More biosimilar approvals may lead to lower costs.
There is much uncertainty surrounding health care legislation, as lawmakers debate how best to reform the Affordable Care Act (ACA), especially since the American Health Care Act was recently pulled due to a lack of support from lawmakers.
Due to the costly nature of specialty drugs, and President Donald Trump’s vow to lower drug costs, specialty stakeholders have been concerned over what this means for the industry. In an interview with Specialty Pharmacy Times, Blair Childs, senior vice president, public affairs at Premier Inc, discussed the implications of the new legislation for the healthcare world and specialty pharmacies.
SPT: What improvements in health care are needed that were not addressed by the ACA?
Childs: A hospital today has to work with 120,000 pages of regulations, at least. All of this talk from Trump about regulatory reform is needed. Secondly, the stimulus bill right before the ACA created meaningful use with $30 billion going to [electronic health record] EHR companies. What that did was create an incentive for the EHR companies. They were successful in part because health systems were required to have a full electronic health record system. The stimulus funds went to the vendors, and it created an abnormal customer-vendor relationship in health care. The customer is essentially dependent on the vendor to avoid a penalty. It created an inability to create pressure on the EHR vendor to drive the vendors to do what you need done. What you need to get done as a health care provider is to get your data out to other parts of your system, which is difficult and expensive because this data exists in proprietary systems and the EHR vendors own the keys. This has caused much higher costs for providers and much less use of their own data because of this policy.
SPT: What should be at the forefront of new health care legislation?
Childs: We need to get rid of the abuses by a handful of pharmaceutical companies that reduces competition in the market, like the use of REMS to prevent a product from getting onto the market; the use of orphan drug status to gain additional exclusivity on a drug that really should not be an orphan drug in the traditional sense; the use of citizens’ petitions to delay the introduction of new products or to keep exclusivity. Otherwise, we will cause a backlash against pharmaceutical companies that are generating life saving medicines and threaten our country and health care system, because we cannot afford the escalating costs.
More incentives are needed to encourage providers to move to alternative payment models — that’s the ACOs and bundled payments. We need to get rid of burdensome regulations that impede an effective health care system and cause a lot of extra work. I also mentioned interoperability, the issue of how do you get information in and out of your EHRs because of the misaligned incentives created by the stimulus plan. So, more incentives for organizations to go to alternative payment models, more competition in the pharmaceutical industry, elimination of antiquated fee-for-service oriented laws that impeded change, and better use of the data health systems have, which is basically taking away the arrangement that exists today that gives EHRs over health care providers.
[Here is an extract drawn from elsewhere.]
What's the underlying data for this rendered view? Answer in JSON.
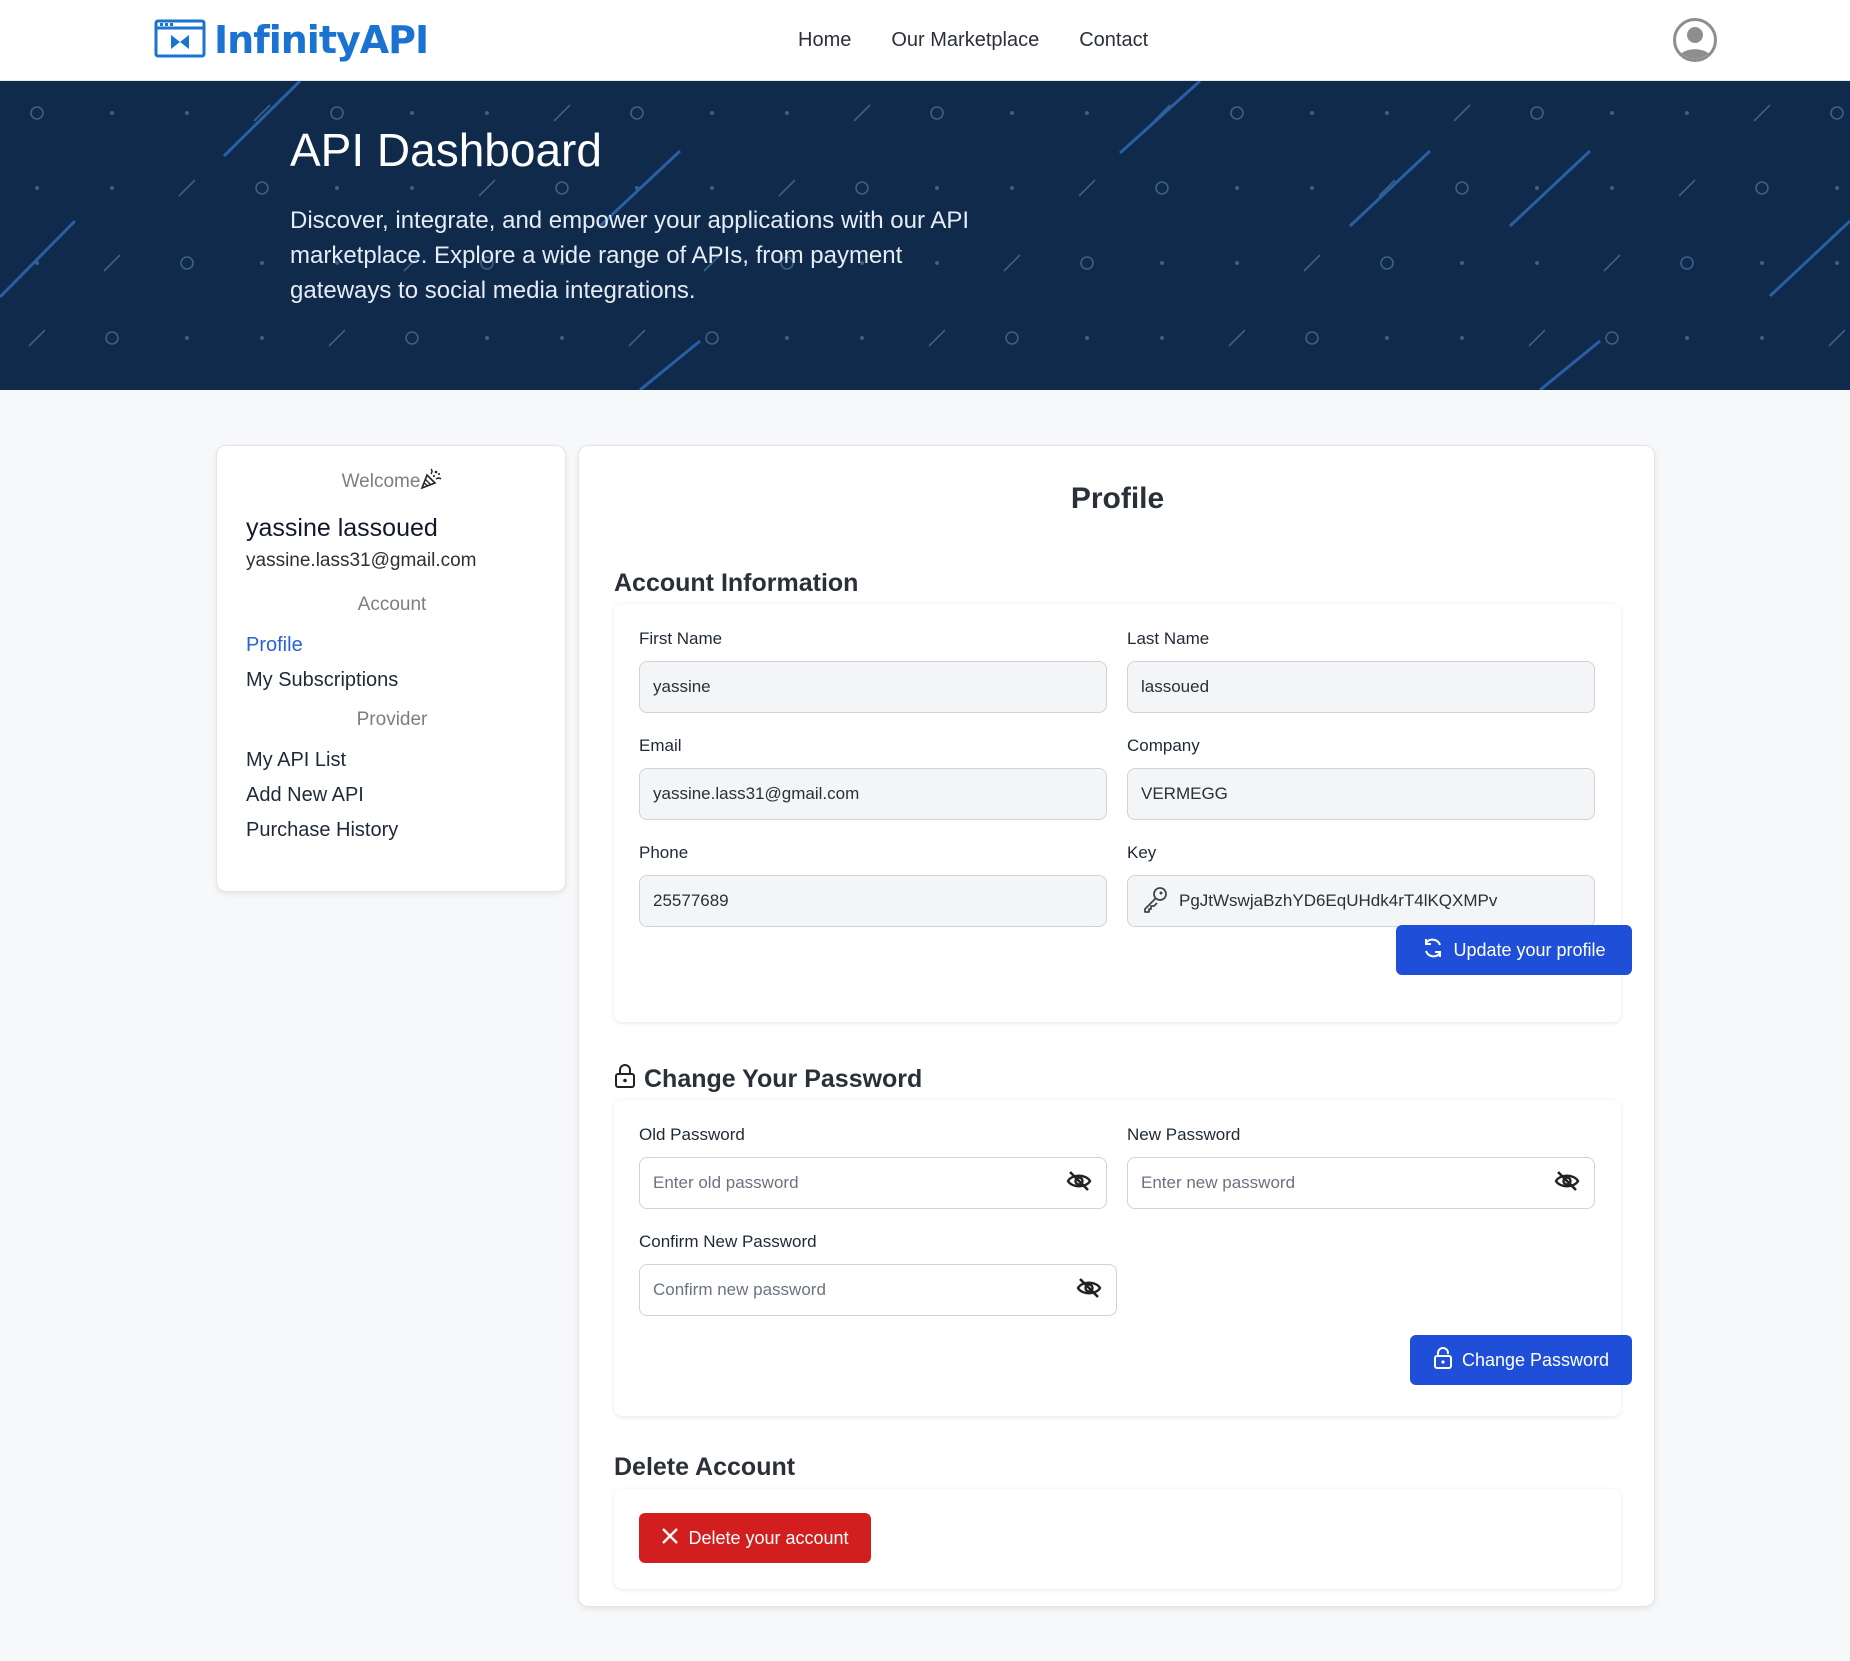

SPT: How could health care reform impact drug costs?
Childs: We’re going to have a big challenge with personalized medicines. They’re still going to be charging a lot for those medicines in the future, but I think you’re going to see faster movement to generics and biosimilars. You’re not going to be able to game the system to gain extra time of with product exclusivity. The pharmaceutical industry has to come up with new products to get the dollars much more than just optimizing the products they have today, which is what is occurring today. It’s going to be a more competitive market where we still have the benefits of innovation, so companies will still be focused on driving more product innovation that truly saves lives and makes lives better.